Tongue-eating parasite: scientists have found it in fish's mouth
Tongue-eating parasite: scientists have found it in fish's mouth

Tongue-eating parasite: scientists have found it in fish's mouth

Tongue-eating parasite: scientists have found it in fish's mouth

The scientists discovered a new type of parasite. The purple-colored, beetle-like creature is a crustacean species. It settles in the mouth of a fish, eating its tongue and ultimately causing the death of its host. The discovery was made while studying the skulls of wrasses - ray-finned fish. The biologists found that the parasite, eating the tongue of the fish, actually replaced that organ.

The accidental discovery will help science to stimulate a further research on different types of parasites. It turned out that the new species can be found in different ecosystems, since it adapts perfectly in the host's body.

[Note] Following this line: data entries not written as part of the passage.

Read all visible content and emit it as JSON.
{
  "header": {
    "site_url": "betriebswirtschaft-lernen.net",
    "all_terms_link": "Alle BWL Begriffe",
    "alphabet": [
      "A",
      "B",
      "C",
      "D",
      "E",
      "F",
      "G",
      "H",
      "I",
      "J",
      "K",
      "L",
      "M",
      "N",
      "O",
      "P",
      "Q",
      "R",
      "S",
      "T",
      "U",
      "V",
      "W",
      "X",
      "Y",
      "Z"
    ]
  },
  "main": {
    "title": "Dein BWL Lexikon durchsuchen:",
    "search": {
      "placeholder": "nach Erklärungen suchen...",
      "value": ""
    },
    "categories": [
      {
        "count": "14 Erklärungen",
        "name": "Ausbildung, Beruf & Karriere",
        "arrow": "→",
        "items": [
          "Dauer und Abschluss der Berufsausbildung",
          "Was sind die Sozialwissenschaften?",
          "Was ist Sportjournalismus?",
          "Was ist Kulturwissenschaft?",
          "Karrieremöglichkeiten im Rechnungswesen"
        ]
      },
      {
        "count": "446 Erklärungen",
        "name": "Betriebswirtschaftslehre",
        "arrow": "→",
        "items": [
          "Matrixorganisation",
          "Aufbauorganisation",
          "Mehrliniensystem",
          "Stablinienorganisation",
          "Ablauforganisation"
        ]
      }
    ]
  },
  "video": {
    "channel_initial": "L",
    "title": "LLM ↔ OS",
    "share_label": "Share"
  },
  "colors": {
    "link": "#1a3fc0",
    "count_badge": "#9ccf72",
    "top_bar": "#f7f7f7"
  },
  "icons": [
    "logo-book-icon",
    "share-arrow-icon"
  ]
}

But so far its main habitat wasn't determined list at the Rice University. The study of the development of various traits in fish represents an excellent evolutionary model, since they account for half of all vertebrate species. Wrashers are the second largest family of fish, and Evans is creating 3D models of their skeletons to test some evolutionary hypotheses.

The biologist said that he was able to scan nearly 200 different fish species, and in some of them he found an unexpected surprise. For example, in the mouth of a wrasse, he noticed an empty space that only a parasite can leave behind.

On closer examination, it turned out that the foreign organism was actually a carnivorous individual, a parasitic isopod, which is a species of crustacean. Such parasites traditionally invisibly invade the gills and settle on the tongue, using blood vessels for nutrition.


They suck the blood of the owner until the fish dies. With this, they actually replace the language. According to the biologist, this find and the discovery made were shocking for him and the scientific world. Almost nothing is known about such parasites.

But the characteristics of their organisms show that such parasites can be found anywhere. Continuing his research, the scientist discovered 71 more subspecies of the new organism, and they all have biological similarities.